- TASK DIRECTIONS -
Please retype all the data below exactly, line for line.

====================

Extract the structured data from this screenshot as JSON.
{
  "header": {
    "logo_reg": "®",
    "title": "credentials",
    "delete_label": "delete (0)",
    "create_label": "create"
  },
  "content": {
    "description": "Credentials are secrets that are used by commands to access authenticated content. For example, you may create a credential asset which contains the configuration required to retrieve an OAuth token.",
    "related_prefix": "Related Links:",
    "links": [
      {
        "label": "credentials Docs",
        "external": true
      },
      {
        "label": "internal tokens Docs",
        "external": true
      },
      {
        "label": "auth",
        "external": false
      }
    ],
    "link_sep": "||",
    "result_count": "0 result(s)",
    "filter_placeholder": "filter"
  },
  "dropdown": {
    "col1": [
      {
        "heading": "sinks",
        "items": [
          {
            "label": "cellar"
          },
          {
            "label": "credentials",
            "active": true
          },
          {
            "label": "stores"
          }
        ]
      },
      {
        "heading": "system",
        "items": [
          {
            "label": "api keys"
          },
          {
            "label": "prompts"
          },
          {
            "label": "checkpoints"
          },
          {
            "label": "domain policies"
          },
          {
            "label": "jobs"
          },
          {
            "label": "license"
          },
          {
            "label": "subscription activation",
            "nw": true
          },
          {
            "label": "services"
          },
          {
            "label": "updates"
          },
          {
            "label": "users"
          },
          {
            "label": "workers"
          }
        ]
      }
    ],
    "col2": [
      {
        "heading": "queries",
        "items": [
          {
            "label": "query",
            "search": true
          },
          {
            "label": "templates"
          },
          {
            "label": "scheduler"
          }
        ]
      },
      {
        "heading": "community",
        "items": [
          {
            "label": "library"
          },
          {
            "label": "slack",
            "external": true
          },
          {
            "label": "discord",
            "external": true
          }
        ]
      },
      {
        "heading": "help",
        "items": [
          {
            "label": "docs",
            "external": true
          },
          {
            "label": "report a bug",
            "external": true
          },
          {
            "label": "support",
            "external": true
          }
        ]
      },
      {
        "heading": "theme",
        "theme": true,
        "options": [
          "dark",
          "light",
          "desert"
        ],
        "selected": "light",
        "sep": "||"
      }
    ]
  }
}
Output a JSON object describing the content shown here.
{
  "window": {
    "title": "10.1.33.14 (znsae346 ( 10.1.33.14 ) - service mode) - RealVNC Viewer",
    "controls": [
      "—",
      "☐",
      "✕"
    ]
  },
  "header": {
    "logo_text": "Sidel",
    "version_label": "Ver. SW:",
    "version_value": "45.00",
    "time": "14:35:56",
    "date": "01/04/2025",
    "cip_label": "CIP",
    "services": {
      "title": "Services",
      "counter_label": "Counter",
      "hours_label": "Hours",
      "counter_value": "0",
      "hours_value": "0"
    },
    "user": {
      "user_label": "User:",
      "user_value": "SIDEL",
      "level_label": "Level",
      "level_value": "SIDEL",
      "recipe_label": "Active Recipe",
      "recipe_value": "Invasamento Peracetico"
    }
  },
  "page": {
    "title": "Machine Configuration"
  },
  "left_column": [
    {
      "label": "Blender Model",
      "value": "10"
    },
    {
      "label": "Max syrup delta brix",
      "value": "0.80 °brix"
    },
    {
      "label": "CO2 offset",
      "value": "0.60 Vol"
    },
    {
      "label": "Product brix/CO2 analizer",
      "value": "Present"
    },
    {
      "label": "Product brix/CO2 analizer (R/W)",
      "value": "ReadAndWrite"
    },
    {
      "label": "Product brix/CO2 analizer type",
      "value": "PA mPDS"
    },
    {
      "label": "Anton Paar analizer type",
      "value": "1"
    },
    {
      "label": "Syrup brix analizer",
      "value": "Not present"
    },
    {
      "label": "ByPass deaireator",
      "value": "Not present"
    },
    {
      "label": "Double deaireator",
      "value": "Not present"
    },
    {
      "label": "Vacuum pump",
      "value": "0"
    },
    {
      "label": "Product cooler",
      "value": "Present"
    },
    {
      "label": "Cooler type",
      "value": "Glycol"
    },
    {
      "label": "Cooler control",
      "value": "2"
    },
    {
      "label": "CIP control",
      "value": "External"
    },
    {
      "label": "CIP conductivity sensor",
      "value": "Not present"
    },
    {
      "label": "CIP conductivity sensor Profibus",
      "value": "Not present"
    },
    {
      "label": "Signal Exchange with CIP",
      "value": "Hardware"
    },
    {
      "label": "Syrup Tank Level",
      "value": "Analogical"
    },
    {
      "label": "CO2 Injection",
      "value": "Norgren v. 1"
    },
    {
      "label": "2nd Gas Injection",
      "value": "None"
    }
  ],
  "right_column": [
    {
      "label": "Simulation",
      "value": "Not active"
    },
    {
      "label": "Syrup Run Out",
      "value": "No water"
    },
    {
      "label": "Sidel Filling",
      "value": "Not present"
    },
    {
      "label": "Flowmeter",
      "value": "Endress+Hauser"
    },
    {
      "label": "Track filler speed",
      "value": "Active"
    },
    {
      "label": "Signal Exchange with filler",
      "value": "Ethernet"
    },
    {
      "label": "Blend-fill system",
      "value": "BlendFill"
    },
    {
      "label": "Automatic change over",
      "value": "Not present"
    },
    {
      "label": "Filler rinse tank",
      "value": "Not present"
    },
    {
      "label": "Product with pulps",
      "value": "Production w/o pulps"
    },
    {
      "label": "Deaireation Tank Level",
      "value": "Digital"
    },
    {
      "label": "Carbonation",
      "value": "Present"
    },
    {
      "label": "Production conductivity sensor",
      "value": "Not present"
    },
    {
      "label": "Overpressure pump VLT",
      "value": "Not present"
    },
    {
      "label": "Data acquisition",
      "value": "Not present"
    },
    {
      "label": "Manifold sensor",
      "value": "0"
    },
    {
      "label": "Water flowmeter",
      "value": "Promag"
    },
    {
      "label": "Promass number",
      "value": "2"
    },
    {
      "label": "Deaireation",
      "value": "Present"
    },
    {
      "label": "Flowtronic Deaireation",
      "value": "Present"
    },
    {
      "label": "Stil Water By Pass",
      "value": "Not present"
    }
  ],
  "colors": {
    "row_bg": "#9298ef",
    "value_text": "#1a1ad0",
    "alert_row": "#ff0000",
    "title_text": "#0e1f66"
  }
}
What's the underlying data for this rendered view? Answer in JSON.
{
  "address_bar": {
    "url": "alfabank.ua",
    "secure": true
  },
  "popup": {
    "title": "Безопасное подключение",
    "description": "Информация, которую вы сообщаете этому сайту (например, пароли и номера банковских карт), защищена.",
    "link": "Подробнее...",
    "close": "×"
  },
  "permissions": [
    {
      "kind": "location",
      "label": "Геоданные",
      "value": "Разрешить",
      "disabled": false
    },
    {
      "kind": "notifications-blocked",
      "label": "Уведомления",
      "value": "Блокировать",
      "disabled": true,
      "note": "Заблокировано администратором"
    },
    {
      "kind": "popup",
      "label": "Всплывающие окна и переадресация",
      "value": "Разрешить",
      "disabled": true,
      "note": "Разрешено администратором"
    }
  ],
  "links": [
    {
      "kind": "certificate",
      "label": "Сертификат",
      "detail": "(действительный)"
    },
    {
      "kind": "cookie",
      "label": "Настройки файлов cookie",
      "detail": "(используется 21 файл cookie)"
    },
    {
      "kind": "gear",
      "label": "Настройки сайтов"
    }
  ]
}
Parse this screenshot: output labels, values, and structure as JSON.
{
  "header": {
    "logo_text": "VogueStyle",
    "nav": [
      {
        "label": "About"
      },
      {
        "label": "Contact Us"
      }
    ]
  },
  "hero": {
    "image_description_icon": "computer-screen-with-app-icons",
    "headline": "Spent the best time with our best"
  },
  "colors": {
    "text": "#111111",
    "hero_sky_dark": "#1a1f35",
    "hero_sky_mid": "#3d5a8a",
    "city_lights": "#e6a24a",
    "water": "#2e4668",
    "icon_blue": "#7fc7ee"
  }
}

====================

- ANSWER SPACE -
Extract the structured data from this screenshot as JSON.
{
  "header": {
    "logo_reg": "®",
    "title": "credentials",
    "delete_label": "delete (0)",
    "create_label": "create"
  },
  "content": {
    "description": "Credentials are secrets that are used by commands to access authenticated content. For example, you may create a credential asset which contains the configuration required to retrieve an OAuth token.",
    "related_prefix": "Related Links:",
    "links": [
      {
        "label": "credentials Docs",
        "external": true
      },
      {
        "label": "internal tokens Docs",
        "external": true
      },
      {
        "label": "auth",
        "external": false
      }
    ],
    "link_sep": "||",
    "result_count": "0 result(s)",
    "filter_placeholder": "filter"
  },
  "dropdown": {
    "col1": [
      {
        "heading": "sinks",
        "items": [
          {
            "label": "cellar"
          },
          {
            "label": "credentials",
            "active": true
          },
          {
            "label": "stores"
          }
        ]
      },
      {
        "heading": "system",
        "items": [
          {
            "label": "api keys"
          },
          {
            "label": "prompts"
          },
          {
            "label": "checkpoints"
          },
          {
            "label": "domain policies"
          },
          {
            "label": "jobs"
          },
          {
            "label": "license"
          },
          {
            "label": "subscription activation",
            "nw": true
          },
          {
            "label": "services"
          },
          {
            "label": "updates"
          },
          {
            "label": "users"
          },
          {
            "label": "workers"
          }
        ]
      }
    ],
    "col2": [
      {
        "heading": "queries",
        "items": [
          {
            "label": "query",
            "search": true
          },
          {
            "label": "templates"
          },
          {
            "label": "scheduler"
          }
        ]
      },
      {
        "heading": "community",
        "items": [
          {
            "label": "library"
          },
          {
            "label": "slack",
            "external": true
          },
          {
            "label": "discord",
            "external": true
          }
        ]
      },
      {
        "heading": "help",
        "items": [
          {
            "label": "docs",
            "external": true
          },
          {
            "label": "report a bug",
            "external": true
          },
          {
            "label": "support",
            "external": true
          }
        ]
      },
      {
        "heading": "theme",
        "theme": true,
        "options": [
          "dark",
          "light",
          "desert"
        ],
        "selected": "light",
        "sep": "||"
      }
    ]
  }
}
Output a JSON object describing the content shown here.
{
  "window": {
    "title": "10.1.33.14 (znsae346 ( 10.1.33.14 ) - service mode) - RealVNC Viewer",
    "controls": [
      "—",
      "☐",
      "✕"
    ]
  },
  "header": {
    "logo_text": "Sidel",
    "version_label": "Ver. SW:",
    "version_value": "45.00",
    "time": "14:35:56",
    "date": "01/04/2025",
    "cip_label": "CIP",
    "services": {
      "title": "Services",
      "counter_label": "Counter",
      "hours_label": "Hours",
      "counter_value": "0",
      "hours_value": "0"
    },
    "user": {
      "user_label": "User:",
      "user_value": "SIDEL",
      "level_label": "Level",
      "level_value": "SIDEL",
      "recipe_label": "Active Recipe",
      "recipe_value": "Invasamento Peracetico"
    }
  },
  "page": {
    "title": "Machine Configuration"
  },
  "left_column": [
    {
      "label": "Blender Model",
      "value": "10"
    },
    {
      "label": "Max syrup delta brix",
      "value": "0.80 °brix"
    },
    {
      "label": "CO2 offset",
      "value": "0.60 Vol"
    },
    {
      "label": "Product brix/CO2 analizer",
      "value": "Present"
    },
    {
      "label": "Product brix/CO2 analizer (R/W)",
      "value": "ReadAndWrite"
    },
    {
      "label": "Product brix/CO2 analizer type",
      "value": "PA mPDS"
    },
    {
      "label": "Anton Paar analizer type",
      "value": "1"
    },
    {
      "label": "Syrup brix analizer",
      "value": "Not present"
    },
    {
      "label": "ByPass deaireator",
      "value": "Not present"
    },
    {
      "label": "Double deaireator",
      "value": "Not present"
    },
    {
      "label": "Vacuum pump",
      "value": "0"
    },
    {
      "label": "Product cooler",
      "value": "Present"
    },
    {
      "label": "Cooler type",
      "value": "Glycol"
    },
    {
      "label": "Cooler control",
      "value": "2"
    },
    {
      "label": "CIP control",
      "value": "External"
    },
    {
      "label": "CIP conductivity sensor",
      "value": "Not present"
    },
    {
      "label": "CIP conductivity sensor Profibus",
      "value": "Not present"
    },
    {
      "label": "Signal Exchange with CIP",
      "value": "Hardware"
    },
    {
      "label": "Syrup Tank Level",
      "value": "Analogical"
    },
    {
      "label": "CO2 Injection",
      "value": "Norgren v. 1"
    },
    {
      "label": "2nd Gas Injection",
      "value": "None"
    }
  ],
  "right_column": [
    {
      "label": "Simulation",
      "value": "Not active"
    },
    {
      "label": "Syrup Run Out",
      "value": "No water"
    },
    {
      "label": "Sidel Filling",
      "value": "Not present"
    },
    {
      "label": "Flowmeter",
      "value": "Endress+Hauser"
    },
    {
      "label": "Track filler speed",
      "value": "Active"
    },
    {
      "label": "Signal Exchange with filler",
      "value": "Ethernet"
    },
    {
      "label": "Blend-fill system",
      "value": "BlendFill"
    },
    {
      "label": "Automatic change over",
      "value": "Not present"
    },
    {
      "label": "Filler rinse tank",
      "value": "Not present"
    },
    {
      "label": "Product with pulps",
      "value": "Production w/o pulps"
    },
    {
      "label": "Deaireation Tank Level",
      "value": "Digital"
    },
    {
      "label": "Carbonation",
      "value": "Present"
    },
    {
      "label": "Production conductivity sensor",
      "value": "Not present"
    },
    {
      "label": "Overpressure pump VLT",
      "value": "Not present"
    },
    {
      "label": "Data acquisition",
      "value": "Not present"
    },
    {
      "label": "Manifold sensor",
      "value": "0"
    },
    {
      "label": "Water flowmeter",
      "value": "Promag"
    },
    {
      "label": "Promass number",
      "value": "2"
    },
    {
      "label": "Deaireation",
      "value": "Present"
    },
    {
      "label": "Flowtronic Deaireation",
      "value": "Present"
    },
    {
      "label": "Stil Water By Pass",
      "value": "Not present"
    }
  ],
  "colors": {
    "row_bg": "#9298ef",
    "value_text": "#1a1ad0",
    "alert_row": "#ff0000",
    "title_text": "#0e1f66"
  }
}
What's the underlying data for this rendered view? Answer in JSON.
{
  "address_bar": {
    "url": "alfabank.ua",
    "secure": true
  },
  "popup": {
    "title": "Безопасное подключение",
    "description": "Информация, которую вы сообщаете этому сайту (например, пароли и номера банковских карт), защищена.",
    "link": "Подробнее...",
    "close": "×"
  },
  "permissions": [
    {
      "kind": "location",
      "label": "Геоданные",
      "value": "Разрешить",
      "disabled": false
    },
    {
      "kind": "notifications-blocked",
      "label": "Уведомления",
      "value": "Блокировать",
      "disabled": true,
      "note": "Заблокировано администратором"
    },
    {
      "kind": "popup",
      "label": "Всплывающие окна и переадресация",
      "value": "Разрешить",
      "disabled": true,
      "note": "Разрешено администратором"
    }
  ],
  "links": [
    {
      "kind": "certificate",
      "label": "Сертификат",
      "detail": "(действительный)"
    },
    {
      "kind": "cookie",
      "label": "Настройки файлов cookie",
      "detail": "(используется 21 файл cookie)"
    },
    {
      "kind": "gear",
      "label": "Настройки сайтов"
    }
  ]
}
Parse this screenshot: output labels, values, and structure as JSON.
{
  "header": {
    "logo_text": "VogueStyle",
    "nav": [
      {
        "label": "About"
      },
      {
        "label": "Contact Us"
      }
    ]
  },
  "hero": {
    "image_description_icon": "computer-screen-with-app-icons",
    "headline": "Spent the best time with our best"
  },
  "colors": {
    "text": "#111111",
    "hero_sky_dark": "#1a1f35",
    "hero_sky_mid": "#3d5a8a",
    "city_lights": "#e6a24a",
    "water": "#2e4668",
    "icon_blue": "#7fc7ee"
  }
}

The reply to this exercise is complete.